Jump to ContentJump to Main Navigation
BayanaThe Sources of Mughal Architecture$
Users without a subscription are not able to see the full content.

Mehrdad Shokoohy and Natalie H. Shokoohy

Print publication date: 2020

Print ISBN-13: 9781474460729

Published to Edinburgh Scholarship Online: September 2021

DOI: 10.3366/edinburgh/9781474460729.001.0001

Show Summary Details
Page of

PRINTED FROM EDINBURGH SCHOLARSHIP ONLINE (www.edinburgh.universitypressscholarship.com). (c) Copyright Edinburgh University Press, 2022. All Rights Reserved. An individual user may print out a PDF of a single chapter of a monograph in ESO for personal use.date: 01 July 2022



(p.369) Chapter Seven Waterworks

Mehrdad Shokoohy

Natalie H. Shokoohy

Edinburgh University Press

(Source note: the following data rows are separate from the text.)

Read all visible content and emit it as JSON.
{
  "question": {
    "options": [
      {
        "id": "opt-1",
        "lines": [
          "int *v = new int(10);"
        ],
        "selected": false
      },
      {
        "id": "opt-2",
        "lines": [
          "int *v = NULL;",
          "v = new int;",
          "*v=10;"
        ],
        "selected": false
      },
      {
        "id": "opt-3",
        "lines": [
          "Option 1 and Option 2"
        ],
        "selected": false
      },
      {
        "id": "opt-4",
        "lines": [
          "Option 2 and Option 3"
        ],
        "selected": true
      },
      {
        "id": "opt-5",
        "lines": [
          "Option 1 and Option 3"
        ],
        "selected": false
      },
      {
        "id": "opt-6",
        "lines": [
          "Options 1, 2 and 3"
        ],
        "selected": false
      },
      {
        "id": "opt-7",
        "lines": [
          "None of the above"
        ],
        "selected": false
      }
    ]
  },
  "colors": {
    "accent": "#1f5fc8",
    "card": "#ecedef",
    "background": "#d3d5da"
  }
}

An excerpt from Ibn Baṭṭūṭa introduces the challenges of surviving in this arid region. All the existing Indian methods for harnessing and storing monsoon rain were employed in Bayana, adapted and enhanced by the Muslims, resulting in a variety of dams, wells and reservoirs. The reservoirs vary from enhanced natural depressions, such as the “Peacock Lake” planned to supply the Fort, to the more elaborate reservoirs with steps at all sides (bā’olīs). All significant remains are surveyed, notably the Jhālar Bā’olī, an elegant walled and colonnaded structure built in 1318 by the Khaljī governor, Kāfur Sulṭāni, possibly for the army campground but exceptional in its design and creation of a micro-climate. The deep rectangular bā’olīs with a well at one end and steps at the other could also have shady underground arcades and colonnades as places of resort from the heat: the Bā’olī of Khān-i Khānān built for the use of Hindus in the Fort has a hierarchy of space and ornament anticipating early Mughal buildings, other step-wells combining pleasure and utility include that at Barambad, in the garden of Maryam Zamānī, the wife of the Emperor Akbar.

Keywords:   Ibn Baṭṭūṭa, Water management, Reservoirs, Wells, Step-wells (bā’olī), Khaljīs, Kāfur Sulṭāni, Barambad, Maryam Zamānī

Edinburgh Scholarship Online requires a subscription or purchase to access the full text of books within the service. Public users can however freely search the site and view the abstracts and keywords for each book and chapter.

Please, subscribe or login to access full text content.

If you think you should have access to this title, please contact your librarian.

To troubleshoot, please check our FAQs, and if you can't find the answer there, please contact us.